A popular automated code analysis tool, DeepSource, is designed to identify vulnerabilities, bugs, and performance issues. Also, for more convenience, it has integration with GitHub, and now the DeepSource developers talked about hacking their GitHub application.
DeepSource reported this week that GitHub security had notified them of potentially malicious activity in June.
“On July 11th, around 5AM UTC, DeepSource was notified by the GitHub Security Team that they were tracking potentially malicious activity related to the DeepSource Github application”, — says official DeepSource message.
The fact is that since mid-June, GitHub specialists have observed numerous requests from IP addresses that are unusual for DeepSource users, but they were not sure that a compromise had occurred, despite this abnormal traffic.
To limit potential access to resources for attackers, the DeepSource developers immediately took precautions: they dropped all tokens, secrets and private keys of clients.
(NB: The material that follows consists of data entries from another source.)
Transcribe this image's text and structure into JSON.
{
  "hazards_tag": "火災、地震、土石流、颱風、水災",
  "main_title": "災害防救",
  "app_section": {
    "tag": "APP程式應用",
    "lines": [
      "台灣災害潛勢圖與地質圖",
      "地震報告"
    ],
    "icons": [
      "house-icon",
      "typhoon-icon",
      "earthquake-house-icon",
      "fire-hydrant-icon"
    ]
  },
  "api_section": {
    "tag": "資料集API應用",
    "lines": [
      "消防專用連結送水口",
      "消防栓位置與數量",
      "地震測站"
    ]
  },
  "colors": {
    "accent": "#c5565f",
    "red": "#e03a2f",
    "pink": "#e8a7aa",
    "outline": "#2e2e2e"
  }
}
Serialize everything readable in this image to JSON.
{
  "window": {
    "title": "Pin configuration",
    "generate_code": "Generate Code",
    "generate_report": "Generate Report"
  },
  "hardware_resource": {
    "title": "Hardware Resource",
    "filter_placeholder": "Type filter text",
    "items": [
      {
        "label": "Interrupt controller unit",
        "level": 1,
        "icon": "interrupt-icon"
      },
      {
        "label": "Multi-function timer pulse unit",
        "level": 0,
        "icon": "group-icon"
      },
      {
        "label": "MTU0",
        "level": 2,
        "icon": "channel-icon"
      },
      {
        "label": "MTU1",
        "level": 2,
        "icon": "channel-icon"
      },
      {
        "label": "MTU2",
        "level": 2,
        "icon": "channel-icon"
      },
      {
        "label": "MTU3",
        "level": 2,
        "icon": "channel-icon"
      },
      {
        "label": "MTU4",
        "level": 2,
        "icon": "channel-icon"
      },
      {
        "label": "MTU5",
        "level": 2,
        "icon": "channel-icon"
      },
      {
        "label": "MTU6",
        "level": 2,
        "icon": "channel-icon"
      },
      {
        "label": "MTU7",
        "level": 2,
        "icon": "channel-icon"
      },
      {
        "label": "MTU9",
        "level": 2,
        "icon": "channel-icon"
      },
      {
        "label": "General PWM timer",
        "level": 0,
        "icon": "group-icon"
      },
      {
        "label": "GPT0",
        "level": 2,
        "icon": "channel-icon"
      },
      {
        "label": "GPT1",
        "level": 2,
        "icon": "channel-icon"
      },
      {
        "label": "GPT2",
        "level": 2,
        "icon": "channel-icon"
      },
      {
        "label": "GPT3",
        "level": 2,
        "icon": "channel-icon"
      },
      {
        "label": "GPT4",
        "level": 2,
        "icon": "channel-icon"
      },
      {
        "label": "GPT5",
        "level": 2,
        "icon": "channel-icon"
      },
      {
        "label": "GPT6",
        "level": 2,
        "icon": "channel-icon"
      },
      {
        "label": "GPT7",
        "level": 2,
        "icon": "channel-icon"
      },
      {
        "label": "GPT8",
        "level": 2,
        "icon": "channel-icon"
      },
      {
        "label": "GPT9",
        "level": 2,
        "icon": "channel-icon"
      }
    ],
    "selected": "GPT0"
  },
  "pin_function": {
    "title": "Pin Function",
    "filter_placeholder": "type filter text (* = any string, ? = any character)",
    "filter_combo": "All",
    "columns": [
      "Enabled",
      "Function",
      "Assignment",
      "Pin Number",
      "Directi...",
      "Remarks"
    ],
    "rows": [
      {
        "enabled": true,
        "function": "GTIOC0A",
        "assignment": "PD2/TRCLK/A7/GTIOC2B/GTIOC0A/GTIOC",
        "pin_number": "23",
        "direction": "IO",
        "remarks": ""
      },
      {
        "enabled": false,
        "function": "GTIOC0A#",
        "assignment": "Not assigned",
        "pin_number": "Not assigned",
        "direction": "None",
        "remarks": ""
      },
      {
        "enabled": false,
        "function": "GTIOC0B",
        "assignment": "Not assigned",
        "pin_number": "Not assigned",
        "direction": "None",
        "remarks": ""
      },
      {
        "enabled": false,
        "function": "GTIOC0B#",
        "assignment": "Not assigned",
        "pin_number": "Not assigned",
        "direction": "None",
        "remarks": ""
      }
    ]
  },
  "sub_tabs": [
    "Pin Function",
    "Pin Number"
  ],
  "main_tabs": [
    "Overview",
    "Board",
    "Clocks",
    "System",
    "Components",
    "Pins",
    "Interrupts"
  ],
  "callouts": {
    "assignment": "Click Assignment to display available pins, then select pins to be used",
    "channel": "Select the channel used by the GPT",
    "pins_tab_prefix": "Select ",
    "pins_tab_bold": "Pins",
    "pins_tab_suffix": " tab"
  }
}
Since the cause of the attack was unclear, all employee credentials and keys were also cleared. The company says that finally, an internal investigation did not reveal any irregularities or abnormalities, and that global DeepSource’s infrastructure was not affected.
A more detailed investigation by GitHub revealed that hackers compromised the GitHub account of a DeepSource employee during the Sawfish phishing campaign, detected earlier this year. As a result, attackers gained access to the credentials of the DeepSource GitHub application.
It is noted that users who would like to receive additional information about downloads and other account activity (to identify suspicious behavior) can request the necessary logs from GitHub on this page.
DeepSource says it is already working with information security consultants and is taking steps to improve security, including through security training and anti-phishing training for its employees. They also promise to launch the Bug Bounty program.
Let me remind you that Octopus Scanner Malware was recently discovered on GitHub.